I'm always a bit suspicious about forms of array initialization, so I automatically assumed that was what you're at.
Sure, the code is missing a const there, which makes me wonder if it has been compiled as C-code, rather than C++? But I wonder if it's even possible to compile the invocation of a socket object as C-code - I don't think it is...
In fact it should not, as it would require the compiler to analyze the semantics of the code in order to make sure that the variableSTRLEN is not being changed. Even though this could be done in an easy example like this, the syntax is just as wrong as a missed ';'. Have you ever seen a compiler insert a missing ';' for you, no matter how obvious the fix?
I'm not that familiar with the ClientSocket class but I have a few observations / questions.
1) Clearly you expect "recMessage" to be a null terminated string (you "cout" it)
2) Who puts the NULL character at the end of each message?
3) Your buffer is "STRLEN" characters long (assuming you fix the declaration), you tell RecvData to read "STRLEN" characters. Who accounts for the NULL? Either the buffer needs to be one character bigger or the RecvData should be for one character smaller.
4) there is nothing to indicate the length of the received message in that API so how do you know or verified that all messages are < 200 characters as you stated in another reply.

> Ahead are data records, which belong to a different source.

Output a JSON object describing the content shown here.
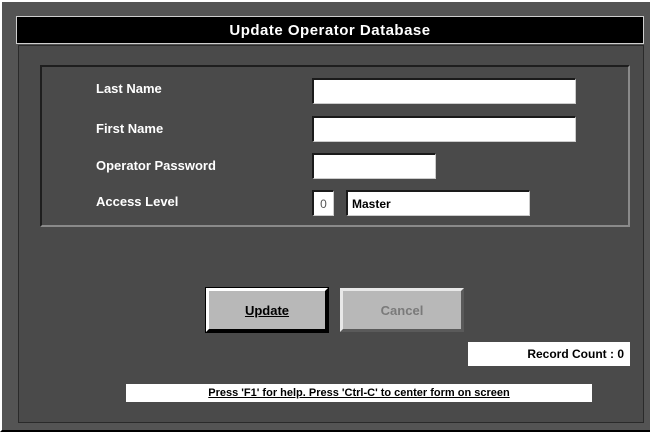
{
  "window": {
    "title": "Update Operator Database"
  },
  "form": {
    "last_name": {
      "label": "Last Name",
      "value": ""
    },
    "first_name": {
      "label": "First Name",
      "value": ""
    },
    "password": {
      "label": "Operator Password",
      "value": ""
    },
    "access_level": {
      "label": "Access Level",
      "code": "0",
      "name": "Master"
    }
  },
  "buttons": {
    "update": "Update",
    "cancel": "Cancel"
  },
  "status": {
    "record_count": "Record Count : 0",
    "help": "Press 'F1' for help. Press 'Ctrl-C' to center form on screen"
  }
}
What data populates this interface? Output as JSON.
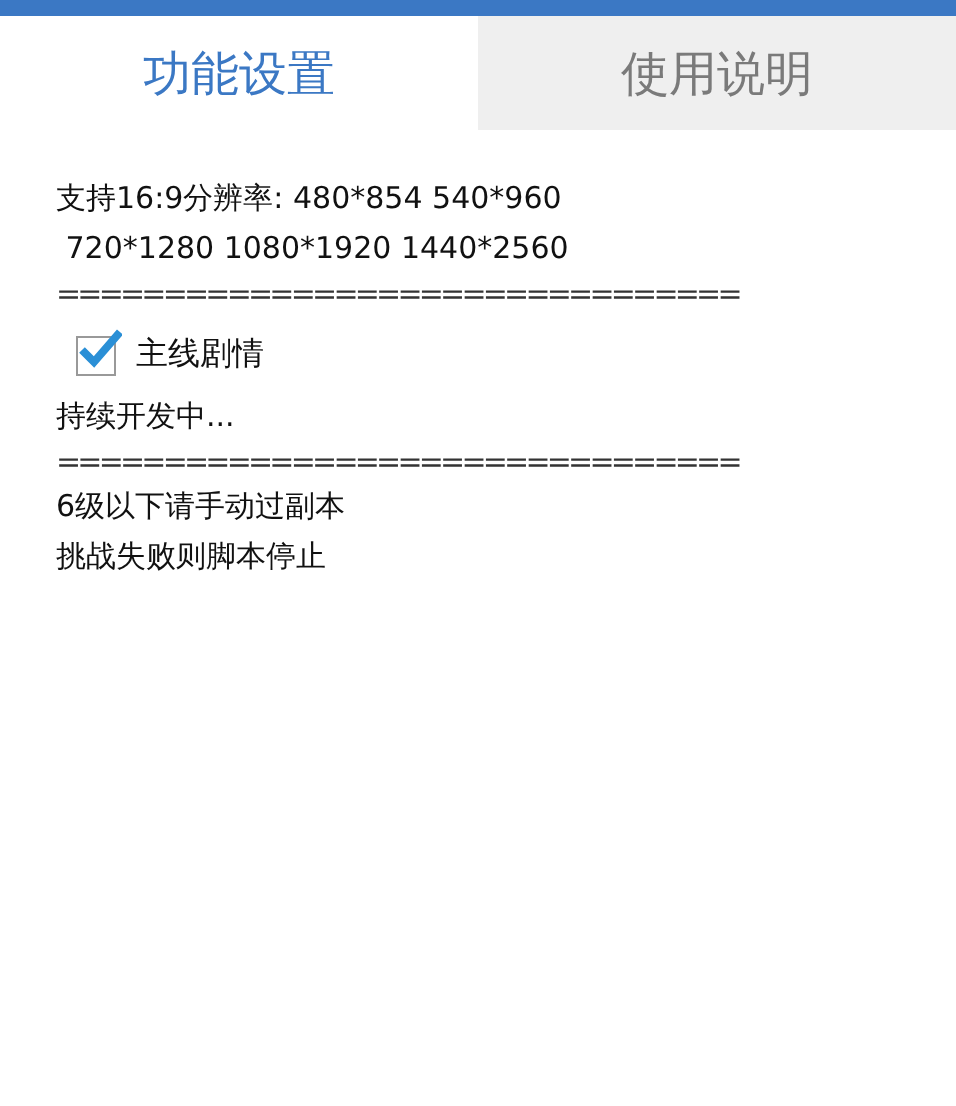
{
  "tabs": [
    {
      "label": "功能设置",
      "selected": true
    },
    {
      "label": "使用说明",
      "selected": false
    }
  ],
  "content": [
    {
      "kind": "text",
      "text": "支持16:9分辨率: 480*854 540*960\n 720*1280 1080*1920 1440*2560"
    },
    {
      "kind": "divider",
      "text": "================================"
    },
    {
      "kind": "checkbox",
      "text": "主线剧情",
      "checked": true
    },
    {
      "kind": "text",
      "text": "持续开发中..."
    },
    {
      "kind": "divider",
      "text": "================================"
    },
    {
      "kind": "text",
      "text": "6级以下请手动过副本"
    },
    {
      "kind": "text",
      "text": "挑战失败则脚本停止"
    }
  ]
}
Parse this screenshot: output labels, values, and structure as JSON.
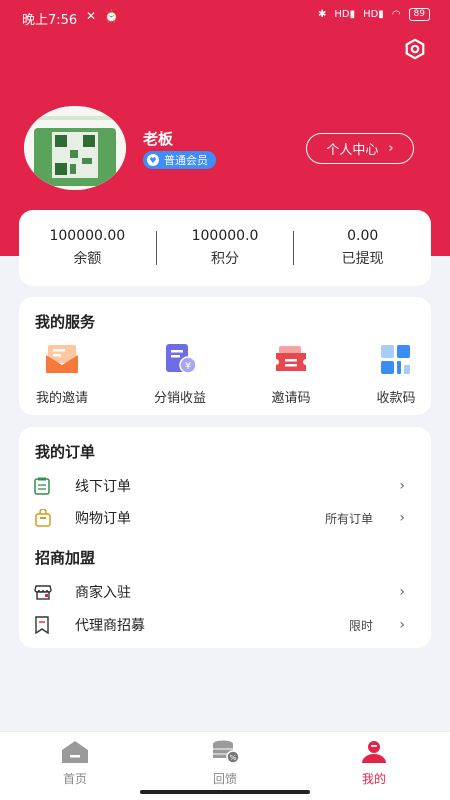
{
  "status_bar": {
    "time": "晚上7:56",
    "battery": "89"
  },
  "profile": {
    "name": "老板",
    "member_level": "普通会员",
    "center_button": "个人中心"
  },
  "stats": [
    {
      "value": "100000.00",
      "label": "余额"
    },
    {
      "value": "100000.0",
      "label": "积分"
    },
    {
      "value": "0.00",
      "label": "已提现"
    }
  ],
  "services": {
    "title": "我的服务",
    "items": [
      {
        "label": "我的邀请",
        "icon": "invite-mail-icon"
      },
      {
        "label": "分销收益",
        "icon": "revenue-doc-icon"
      },
      {
        "label": "邀请码",
        "icon": "ticket-icon"
      },
      {
        "label": "收款码",
        "icon": "grid-qr-icon"
      }
    ]
  },
  "orders": {
    "title": "我的订单",
    "rows": [
      {
        "label": "线下订单",
        "extra": "",
        "icon": "clipboard-icon"
      },
      {
        "label": "购物订单",
        "extra": "所有订单",
        "icon": "shopping-bag-icon"
      }
    ]
  },
  "franchise": {
    "title": "招商加盟",
    "rows": [
      {
        "label": "商家入驻",
        "extra": "",
        "icon": "store-icon"
      },
      {
        "label": "代理商招募",
        "extra": "限时",
        "icon": "bookmark-icon"
      }
    ]
  },
  "nav": [
    {
      "label": "首页",
      "icon": "home-icon"
    },
    {
      "label": "回馈",
      "icon": "coins-icon"
    },
    {
      "label": "我的",
      "icon": "person-icon"
    }
  ],
  "colors": {
    "brand": "#e3244a",
    "badge": "#3f8ef7",
    "background": "#f1f3f8"
  }
}
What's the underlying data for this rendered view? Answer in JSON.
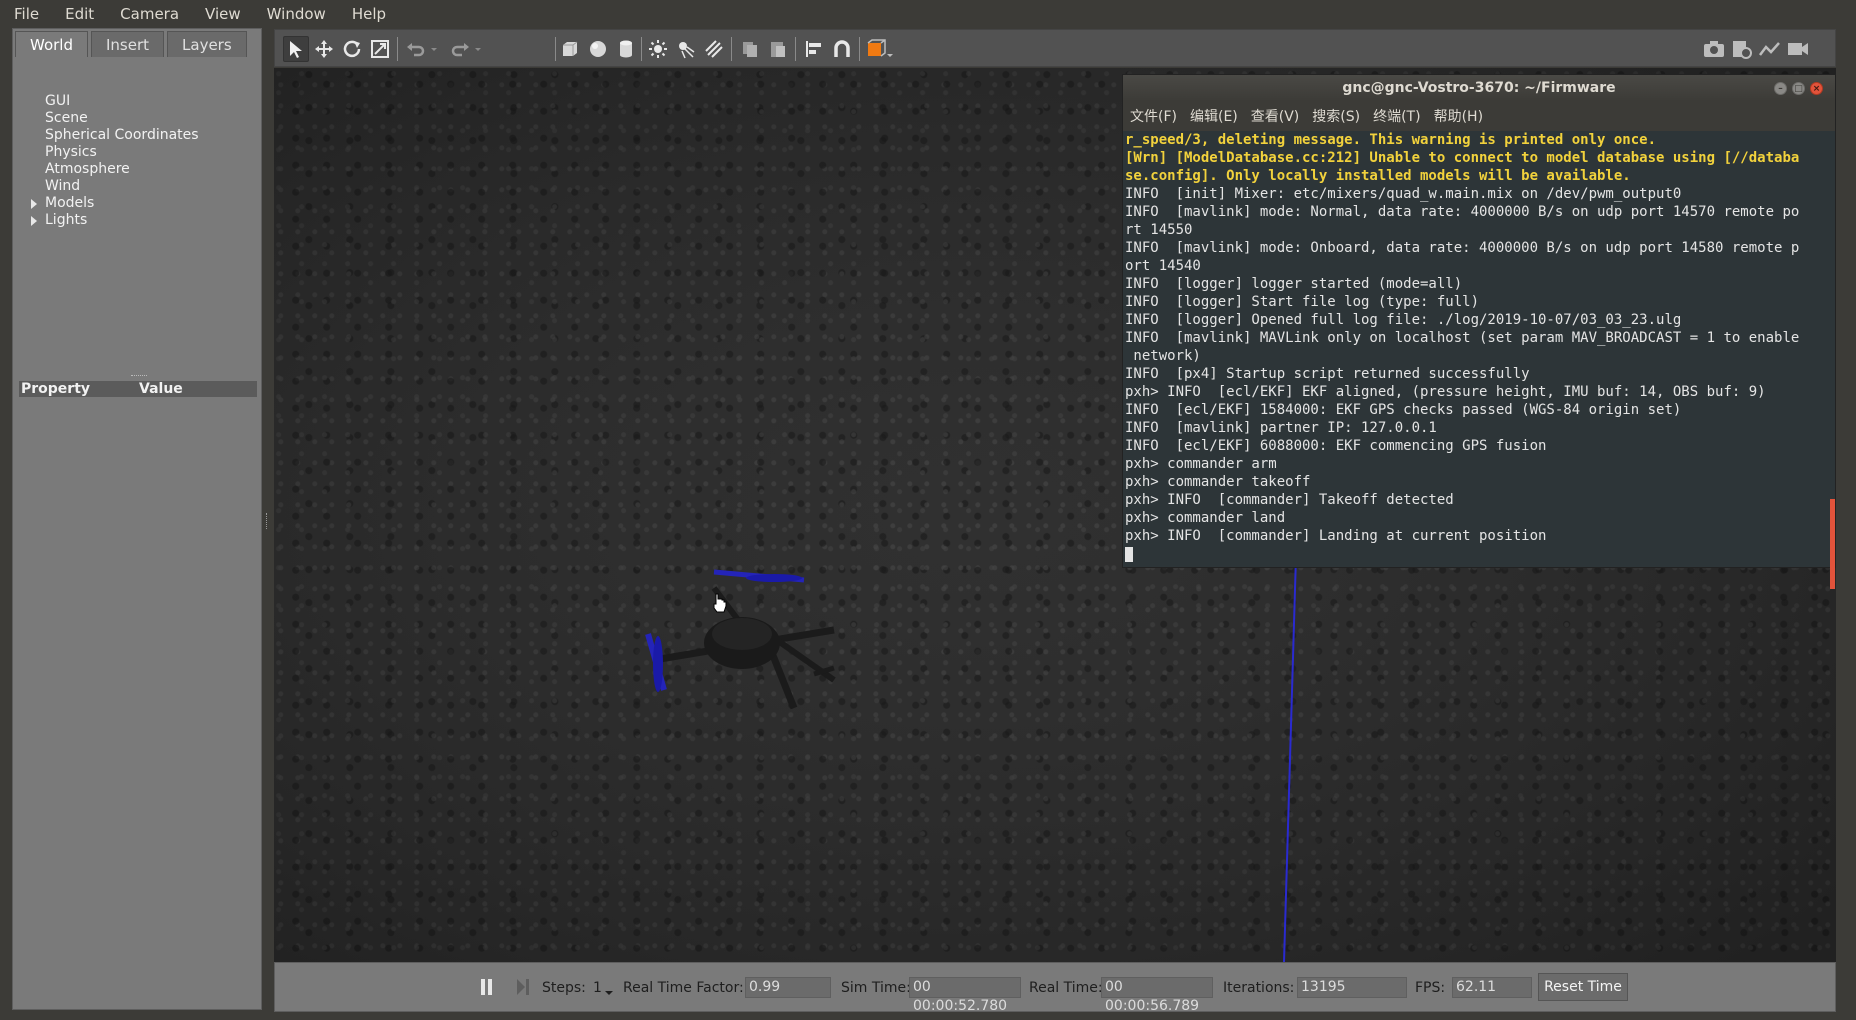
{
  "menubar": {
    "items": [
      "File",
      "Edit",
      "Camera",
      "View",
      "Window",
      "Help"
    ]
  },
  "left_panel": {
    "tabs": [
      "World",
      "Insert",
      "Layers"
    ],
    "active_tab": "World",
    "tree": [
      {
        "label": "GUI",
        "expandable": false
      },
      {
        "label": "Scene",
        "expandable": false
      },
      {
        "label": "Spherical Coordinates",
        "expandable": false
      },
      {
        "label": "Physics",
        "expandable": false
      },
      {
        "label": "Atmosphere",
        "expandable": false
      },
      {
        "label": "Wind",
        "expandable": false
      },
      {
        "label": "Models",
        "expandable": true
      },
      {
        "label": "Lights",
        "expandable": true
      }
    ],
    "property_header": {
      "property": "Property",
      "value": "Value"
    }
  },
  "toolbar": {
    "icons": [
      "select-arrow-icon",
      "translate-icon",
      "rotate-icon",
      "scale-icon",
      "undo-icon",
      "undo-dropdown-icon",
      "redo-icon",
      "redo-dropdown-icon",
      "box-shape-icon",
      "sphere-shape-icon",
      "cylinder-shape-icon",
      "point-light-icon",
      "spot-light-icon",
      "directional-light-icon",
      "copy-icon",
      "paste-icon",
      "align-icon",
      "snap-magnet-icon",
      "view-angle-icon",
      "screenshot-icon",
      "log-icon",
      "plot-icon",
      "video-record-icon"
    ]
  },
  "terminal": {
    "title": "gnc@gnc-Vostro-3670: ~/Firmware",
    "menus": [
      "文件(F)",
      "编辑(E)",
      "查看(V)",
      "搜索(S)",
      "终端(T)",
      "帮助(H)"
    ],
    "lines": [
      {
        "text": "r_speed/3, deleting message. This warning is printed only once.",
        "type": "warn"
      },
      {
        "text": "[Wrn] [ModelDatabase.cc:212] Unable to connect to model database using [//databa",
        "type": "warn"
      },
      {
        "text": "se.config]. Only locally installed models will be available.",
        "type": "warn"
      },
      {
        "text": "INFO  [init] Mixer: etc/mixers/quad_w.main.mix on /dev/pwm_output0",
        "type": "info"
      },
      {
        "text": "INFO  [mavlink] mode: Normal, data rate: 4000000 B/s on udp port 14570 remote po",
        "type": "info"
      },
      {
        "text": "rt 14550",
        "type": "info"
      },
      {
        "text": "INFO  [mavlink] mode: Onboard, data rate: 4000000 B/s on udp port 14580 remote p",
        "type": "info"
      },
      {
        "text": "ort 14540",
        "type": "info"
      },
      {
        "text": "INFO  [logger] logger started (mode=all)",
        "type": "info"
      },
      {
        "text": "INFO  [logger] Start file log (type: full)",
        "type": "info"
      },
      {
        "text": "INFO  [logger] Opened full log file: ./log/2019-10-07/03_03_23.ulg",
        "type": "info"
      },
      {
        "text": "INFO  [mavlink] MAVLink only on localhost (set param MAV_BROADCAST = 1 to enable",
        "type": "info"
      },
      {
        "text": " network)",
        "type": "info"
      },
      {
        "text": "INFO  [px4] Startup script returned successfully",
        "type": "info"
      },
      {
        "text": "pxh> INFO  [ecl/EKF] EKF aligned, (pressure height, IMU buf: 14, OBS buf: 9)",
        "type": "info"
      },
      {
        "text": "INFO  [ecl/EKF] 1584000: EKF GPS checks passed (WGS-84 origin set)",
        "type": "info"
      },
      {
        "text": "INFO  [mavlink] partner IP: 127.0.0.1",
        "type": "info"
      },
      {
        "text": "INFO  [ecl/EKF] 6088000: EKF commencing GPS fusion",
        "type": "info"
      },
      {
        "text": "pxh> commander arm",
        "type": "info"
      },
      {
        "text": "pxh> commander takeoff",
        "type": "info"
      },
      {
        "text": "pxh> INFO  [commander] Takeoff detected",
        "type": "info"
      },
      {
        "text": "pxh> commander land",
        "type": "info"
      },
      {
        "text": "pxh> INFO  [commander] Landing at current position",
        "type": "info"
      }
    ]
  },
  "statusbar": {
    "steps_label": "Steps:",
    "steps_value": "1",
    "rtf_label": "Real Time Factor:",
    "rtf_value": "0.99",
    "sim_time_label": "Sim Time:",
    "sim_time_value": "00 00:00:52.780",
    "real_time_label": "Real Time:",
    "real_time_value": "00 00:00:56.789",
    "iterations_label": "Iterations:",
    "iterations_value": "13195",
    "fps_label": "FPS:",
    "fps_value": "62.11",
    "reset_label": "Reset Time"
  },
  "colors": {
    "warning_text": "#f2d23c",
    "terminal_bg": "#2d3538",
    "propeller_blue": "#1a1aa8",
    "scrollbar_accent": "#e2533b"
  }
}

5) the memset at the end of the routine does nothing useful. While it looks OK, are you sure that statement is not causing the problem.
6) other folks have commented on the declaration "char recMessage[STRLEN]" where STRLEN is not a #define constant but a variable. I suspect this is not what is used in the actual compiled code.
Regarding 3) and the code you linked, you need to pass STRLEN-1 to the sub. RecvData takes a size (STRLEN in this case), passes it directly to recv() which returns in the variable i the amount of bytes read. Then buffer[i] is set to '\0'. Which means that in the second worst case you write size, so the 0-termination writes to index STRLEN, which means the buffer should be STRLEN+1 in size at least. In the worst case scenario, SOCKET_ERROR is returned from receive and you'll end up trying to write to buffer[-1]. So... please tell me that the code at the site is not what you are using... please.
I am having a project which is for 32 bit platform.
I am adding 64 bit support also.
32 bit compilation is able to open & read registry while 64 bit compilation is not able to open registry.
I was opening HKEY_CLASSES_ROOT. I guess it might be related to permissions but I could not figure it out.
Even worse 64 bit compilation is not able to load swf while 32 compilation does it successfully.
Any guess why?
32 bit compilation works in both 32 bit & 64 bit. But I need a separate 64 bit edition so I am trying to do that. 64 bit runs but not able to open registry and swf. 64 bit compilation does not run on 32 bit
Could you debug through the 64 bit compilation and specifically post the return values from the registry functions, like RegCreateKeyEx (or RegOpenKeyEx) and also what the RegQueryValueEx function returns, and any other you are using in the particular piece of code that does not work.
It'd also help if you post your code. Without more information, we're flying blind here
I am confused with Imagelist_LoadBitmap. It certainly makes sense if we create an imagelist from ICON file(resource), because icon file can have multiple images.
But within Bitmap file, only one image can be contained. I wonder Imagelist_LoadBitmap always creates an imagelist initially with only one image contained?
When you create the image list, you specify the size of each image. LoadBitmap will divide the loaded image into appropriate sub-rectangles. The bitmap should contain properly sized images laid out horizontally.